*** Opening RAW DATA ***

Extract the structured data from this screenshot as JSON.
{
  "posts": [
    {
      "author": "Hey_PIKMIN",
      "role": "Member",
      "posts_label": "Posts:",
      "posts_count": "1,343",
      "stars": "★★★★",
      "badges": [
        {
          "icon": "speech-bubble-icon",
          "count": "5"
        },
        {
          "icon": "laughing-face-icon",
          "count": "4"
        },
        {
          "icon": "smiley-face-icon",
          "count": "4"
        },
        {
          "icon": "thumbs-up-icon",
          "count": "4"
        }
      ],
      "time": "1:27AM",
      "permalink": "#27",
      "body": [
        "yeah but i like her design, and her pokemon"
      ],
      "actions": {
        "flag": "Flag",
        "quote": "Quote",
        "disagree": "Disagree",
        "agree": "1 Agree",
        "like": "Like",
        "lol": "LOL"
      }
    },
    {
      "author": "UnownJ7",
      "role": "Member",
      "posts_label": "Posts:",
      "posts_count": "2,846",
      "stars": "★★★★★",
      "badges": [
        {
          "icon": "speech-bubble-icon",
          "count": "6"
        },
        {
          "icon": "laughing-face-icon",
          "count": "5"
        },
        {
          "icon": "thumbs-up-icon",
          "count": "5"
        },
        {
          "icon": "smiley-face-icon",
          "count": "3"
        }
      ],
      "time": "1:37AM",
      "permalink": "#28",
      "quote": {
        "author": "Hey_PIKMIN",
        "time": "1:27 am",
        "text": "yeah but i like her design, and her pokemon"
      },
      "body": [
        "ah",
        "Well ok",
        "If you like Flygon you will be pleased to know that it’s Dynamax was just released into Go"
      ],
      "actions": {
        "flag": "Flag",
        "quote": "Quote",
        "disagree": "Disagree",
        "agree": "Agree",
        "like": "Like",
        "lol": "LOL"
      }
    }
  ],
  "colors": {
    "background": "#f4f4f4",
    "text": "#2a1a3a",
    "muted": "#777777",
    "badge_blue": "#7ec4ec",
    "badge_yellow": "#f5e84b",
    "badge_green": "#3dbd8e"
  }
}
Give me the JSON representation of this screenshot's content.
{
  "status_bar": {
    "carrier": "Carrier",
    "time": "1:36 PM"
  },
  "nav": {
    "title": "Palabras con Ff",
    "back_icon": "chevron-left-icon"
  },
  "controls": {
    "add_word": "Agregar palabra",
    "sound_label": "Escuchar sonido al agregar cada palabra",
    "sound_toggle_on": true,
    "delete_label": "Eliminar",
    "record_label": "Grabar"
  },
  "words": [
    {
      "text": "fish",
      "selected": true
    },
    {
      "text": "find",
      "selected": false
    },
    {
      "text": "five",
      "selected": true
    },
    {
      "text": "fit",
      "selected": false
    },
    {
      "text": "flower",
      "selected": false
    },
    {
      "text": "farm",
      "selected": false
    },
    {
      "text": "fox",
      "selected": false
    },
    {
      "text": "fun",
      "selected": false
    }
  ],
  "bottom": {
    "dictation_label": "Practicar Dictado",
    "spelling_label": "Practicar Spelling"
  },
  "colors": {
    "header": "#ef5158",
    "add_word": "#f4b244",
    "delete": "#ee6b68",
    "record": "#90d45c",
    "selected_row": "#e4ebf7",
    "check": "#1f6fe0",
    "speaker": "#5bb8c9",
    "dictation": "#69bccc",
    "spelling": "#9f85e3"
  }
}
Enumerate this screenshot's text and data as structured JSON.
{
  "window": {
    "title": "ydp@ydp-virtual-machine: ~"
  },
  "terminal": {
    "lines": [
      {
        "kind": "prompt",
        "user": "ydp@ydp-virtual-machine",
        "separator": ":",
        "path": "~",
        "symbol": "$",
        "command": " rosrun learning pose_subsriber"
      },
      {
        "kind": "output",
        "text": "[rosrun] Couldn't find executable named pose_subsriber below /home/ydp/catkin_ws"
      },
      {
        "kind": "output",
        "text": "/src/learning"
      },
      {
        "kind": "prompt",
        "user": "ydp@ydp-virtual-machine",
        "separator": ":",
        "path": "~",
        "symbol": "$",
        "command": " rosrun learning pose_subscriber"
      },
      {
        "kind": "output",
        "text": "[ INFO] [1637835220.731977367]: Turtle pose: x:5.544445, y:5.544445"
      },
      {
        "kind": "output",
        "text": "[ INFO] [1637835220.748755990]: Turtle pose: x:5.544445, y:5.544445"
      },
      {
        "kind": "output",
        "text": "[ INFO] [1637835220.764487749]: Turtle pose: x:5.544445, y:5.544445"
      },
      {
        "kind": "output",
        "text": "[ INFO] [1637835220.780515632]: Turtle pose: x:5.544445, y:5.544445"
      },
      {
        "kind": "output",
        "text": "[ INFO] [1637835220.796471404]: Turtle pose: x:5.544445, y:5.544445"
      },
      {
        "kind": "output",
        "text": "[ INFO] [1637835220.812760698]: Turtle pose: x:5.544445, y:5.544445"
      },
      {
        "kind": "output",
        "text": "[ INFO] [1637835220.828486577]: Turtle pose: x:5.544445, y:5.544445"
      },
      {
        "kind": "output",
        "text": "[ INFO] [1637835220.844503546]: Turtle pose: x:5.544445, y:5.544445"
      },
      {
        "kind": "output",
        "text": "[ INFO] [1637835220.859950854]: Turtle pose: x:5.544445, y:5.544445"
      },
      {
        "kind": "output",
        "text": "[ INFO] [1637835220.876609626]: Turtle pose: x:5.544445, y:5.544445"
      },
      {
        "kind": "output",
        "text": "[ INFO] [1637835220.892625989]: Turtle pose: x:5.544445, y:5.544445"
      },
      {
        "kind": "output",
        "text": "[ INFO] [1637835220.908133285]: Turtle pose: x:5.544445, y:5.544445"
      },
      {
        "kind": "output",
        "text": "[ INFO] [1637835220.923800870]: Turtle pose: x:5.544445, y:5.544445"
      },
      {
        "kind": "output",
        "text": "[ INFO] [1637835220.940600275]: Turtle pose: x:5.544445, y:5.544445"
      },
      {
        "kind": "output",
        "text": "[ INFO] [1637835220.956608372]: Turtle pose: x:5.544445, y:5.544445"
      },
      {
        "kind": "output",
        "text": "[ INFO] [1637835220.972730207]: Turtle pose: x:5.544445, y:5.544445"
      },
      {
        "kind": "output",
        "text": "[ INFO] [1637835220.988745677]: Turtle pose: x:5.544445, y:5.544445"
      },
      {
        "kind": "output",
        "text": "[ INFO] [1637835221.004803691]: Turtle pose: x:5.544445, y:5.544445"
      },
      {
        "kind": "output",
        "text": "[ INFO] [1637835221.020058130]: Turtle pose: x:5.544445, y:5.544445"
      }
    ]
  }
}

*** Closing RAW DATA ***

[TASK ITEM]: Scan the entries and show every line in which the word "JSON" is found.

[WRITTEN ANSWER]:
Extract the structured data from this screenshot as JSON.
Give me the JSON representation of this screenshot's content.
Enumerate this screenshot's text and data as structured JSON.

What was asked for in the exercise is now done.